Neil Gorsuch: Supreme Court Justice
April 20, 2017
Supreme Court justice Neil Gorsuch had been subject to confirmation hearings two weeks before he was finally confirmed as the next supreme court justice, effectively replacing the late Antonin Scalia. He was at the mercy of the 100 member congressional body of the senate. Gorsuch had just revealed more about himself during these hearings as appealing to more of a moderate Republican base than even President Trump expected. Gorsuch, swimming against the current of the right wing agenda, had come out as against most of what the GOP and Trump has established in the party platform.
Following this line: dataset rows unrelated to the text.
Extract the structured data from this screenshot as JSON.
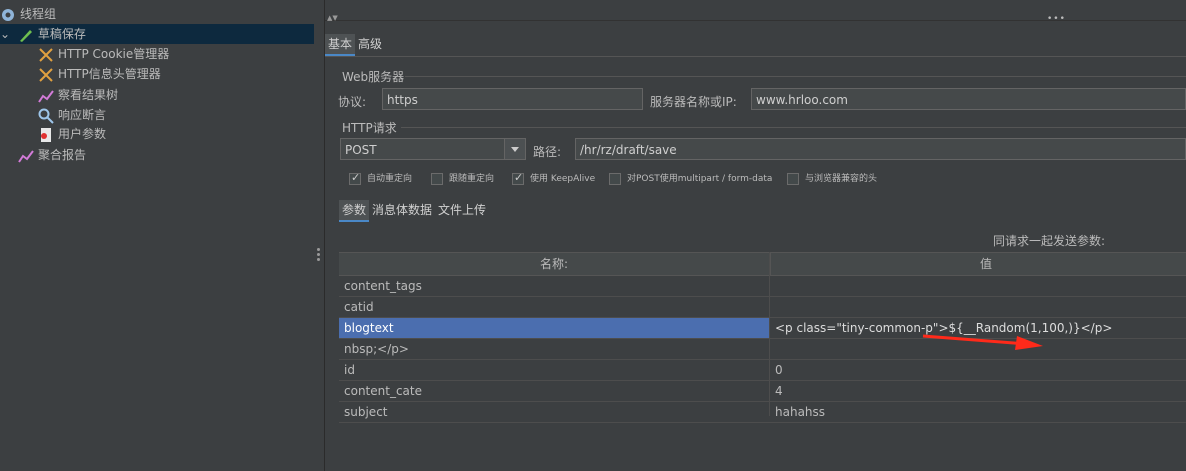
{
  "tree": {
    "items": [
      {
        "label": "线程组",
        "icon": "gear-icon"
      },
      {
        "label": "草稿保存",
        "icon": "pen-icon"
      },
      {
        "label": "HTTP Cookie管理器",
        "icon": "wrench-icon"
      },
      {
        "label": "HTTP信息头管理器",
        "icon": "wrench-icon"
      },
      {
        "label": "察看结果树",
        "icon": "chart-icon"
      },
      {
        "label": "响应断言",
        "icon": "magnifier-icon"
      },
      {
        "label": "用户参数",
        "icon": "doc-icon"
      },
      {
        "label": "聚合报告",
        "icon": "chart-icon"
      }
    ]
  },
  "tabs": {
    "basic": "基本",
    "advanced": "高级"
  },
  "web_server": {
    "group_label": "Web服务器",
    "protocol_label": "协议:",
    "protocol_value": "https",
    "server_label": "服务器名称或IP:",
    "server_value": "www.hrloo.com"
  },
  "http_request": {
    "group_label": "HTTP请求",
    "method_value": "POST",
    "path_label": "路径:",
    "path_value": "/hr/rz/draft/save"
  },
  "options": [
    {
      "label": "自动重定向",
      "checked": true
    },
    {
      "label": "跟随重定向",
      "checked": false
    },
    {
      "label": "使用 KeepAlive",
      "checked": true
    },
    {
      "label": "对POST使用multipart / form-data",
      "checked": false
    },
    {
      "label": "与浏览器兼容的头",
      "checked": false
    }
  ],
  "subtabs": {
    "params": "参数",
    "body": "消息体数据",
    "files": "文件上传"
  },
  "params_caption": "同请求一起发送参数:",
  "table": {
    "headers": {
      "name": "名称:",
      "value": "值"
    },
    "rows": [
      {
        "name": "content_tags",
        "value": ""
      },
      {
        "name": "catid",
        "value": ""
      },
      {
        "name": "blogtext",
        "value": "<p class=\"tiny-common-p\">${__Random(1,100,)}</p>"
      },
      {
        "name": "nbsp;</p>",
        "value": ""
      },
      {
        "name": "id",
        "value": "0"
      },
      {
        "name": "content_cate",
        "value": "4"
      },
      {
        "name": "subject",
        "value": "hahahss"
      }
    ]
  },
  "colors": {
    "accent_arrow": "#ff2a1a",
    "selection": "#4b6eaf"
  }
}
Gorsuch is pro-choice and has been trending along the more moderate and liberal agenda when it comes to social issues many young people are concerned with. Gorsuch, when asked about his stance on the possible overturning of Roe V. Wade, (the supreme court decision in 1973 ruling in favor of legal abortion procedure), said, “I would’ve walked out that door.” Gorsuch went on to say that it would be an easy decision to rule against the president who nominated him. It would be an especially easy decision if Trump (or any president, for that matter) were to ask him to either overturn a case or rule in favor of a specific decision, exclusively based on political alignment. The supreme court has long held sacred the idea of “Stare Decisis”, or the practice of setting precedent with a landmark case. This prevents the supreme court from drastically changing their mind in the near future. Gorsuch maintains that he is always a fair judge over a politician and will not promise favors or take bribes while in the seat of Supreme Court Justice. This is especially appealing and in some cases relieving to more progressive liberals – the very same liberals he berated in an essay in January of 2005, the same time George Bush was getting inaugurated after his victory against John Kerry.
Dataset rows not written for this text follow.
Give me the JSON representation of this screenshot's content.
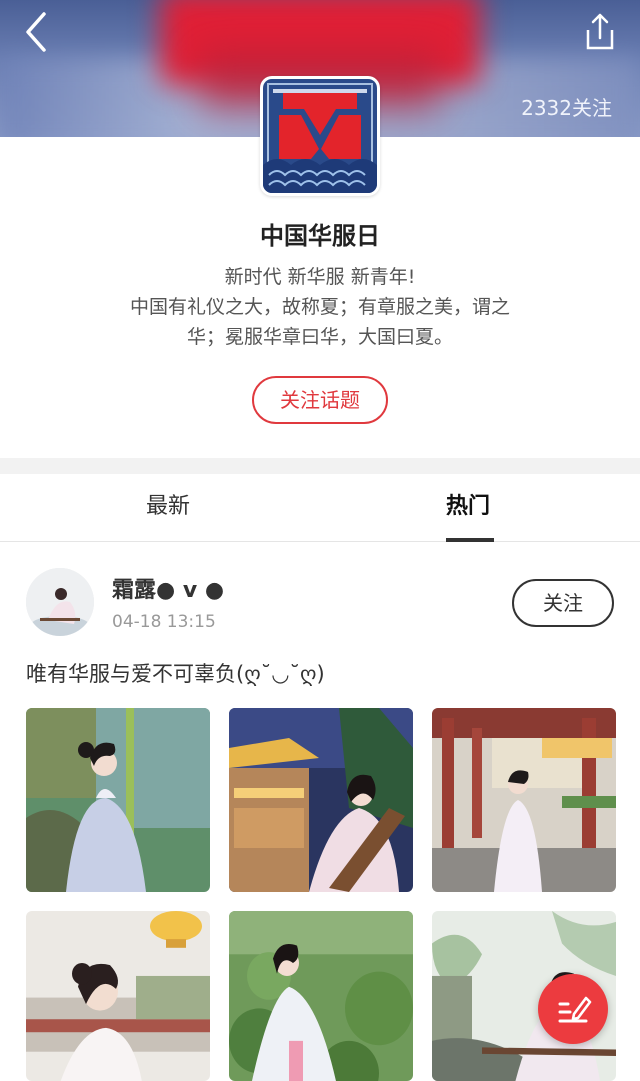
{
  "header": {
    "follow_count": "2332关注",
    "back_icon": "chevron-left-icon",
    "share_icon": "share-icon"
  },
  "topic": {
    "title": "中国华服日",
    "desc_line1": "新时代 新华服  新青年!",
    "desc_line2": "中国有礼仪之大，故称夏；有章服之美，谓之",
    "desc_line3": "华；冕服华章曰华，大国曰夏。",
    "follow_label": "关注话题",
    "accent_color": "#e0393e"
  },
  "tabs": [
    {
      "label": "最新"
    },
    {
      "label": "热门"
    }
  ],
  "post": {
    "user_name": "霜露● v ●",
    "time": "04-18 13:15",
    "follow_label": "关注",
    "text": "唯有华服与爱不可辜负(ღ˘◡˘ღ)"
  },
  "fab": {
    "icon": "compose-icon",
    "color": "#ec3b3f"
  }
}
Gorsuch is a self-described originalist, which means he is of firm believing that the Constitution is the most powerful binding document that should most directionally influence the final decision to a court case. Gorsuch has stated that he will adhere to the Constitution as often as possible when deciding cases. In 2006, former President George Bush appointed Gorsuch to the 10th circuit of appeals court in Denver. Gorsuch carried out this position in the same way, adhering to the Constitution as it was written.
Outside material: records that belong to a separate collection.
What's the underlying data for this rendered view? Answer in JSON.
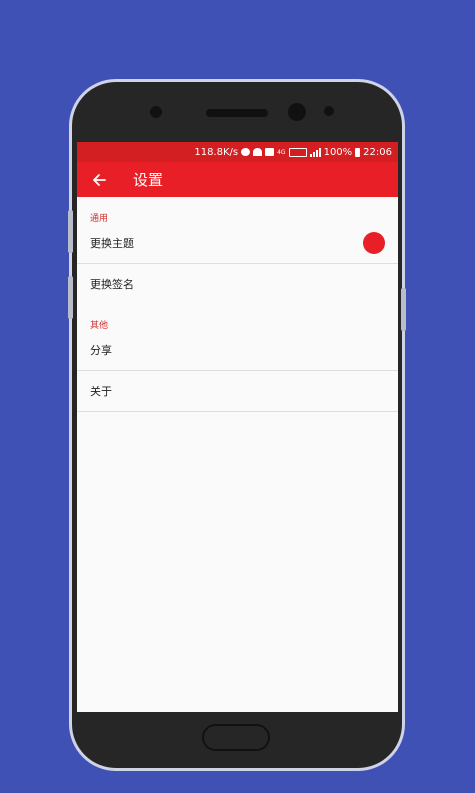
{
  "status_bar": {
    "speed": "118.8K/s",
    "network": "4G",
    "battery": "100%",
    "time": "22:06"
  },
  "app_bar": {
    "back_icon": "arrow-left-icon",
    "title": "设置"
  },
  "sections": [
    {
      "header": "通用",
      "items": [
        {
          "label": "更换主题",
          "accent": "#e81f27"
        },
        {
          "label": "更换签名"
        }
      ]
    },
    {
      "header": "其他",
      "items": [
        {
          "label": "分享"
        },
        {
          "label": "关于"
        }
      ]
    }
  ],
  "colors": {
    "background": "#3f51b5",
    "status_bar": "#d31e22",
    "app_bar": "#e81f27",
    "section_header": "#d32f2f"
  }
}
Neil Gorsuch has become quite the judicial dark horse that even the most experienced congressmen haven’t seen coming. He earned much respect during his grilling on the senate floor, and now that he is officially confirmed, the Supreme Court is maintaining a slight conservative majority, but not as strong as many were fearing. Both liberals and conservatives alike see Gorsuch as a legitimate replacement for the late Antonin Scalia, and to be a strong bipartisan voice for many decisions for many years to come.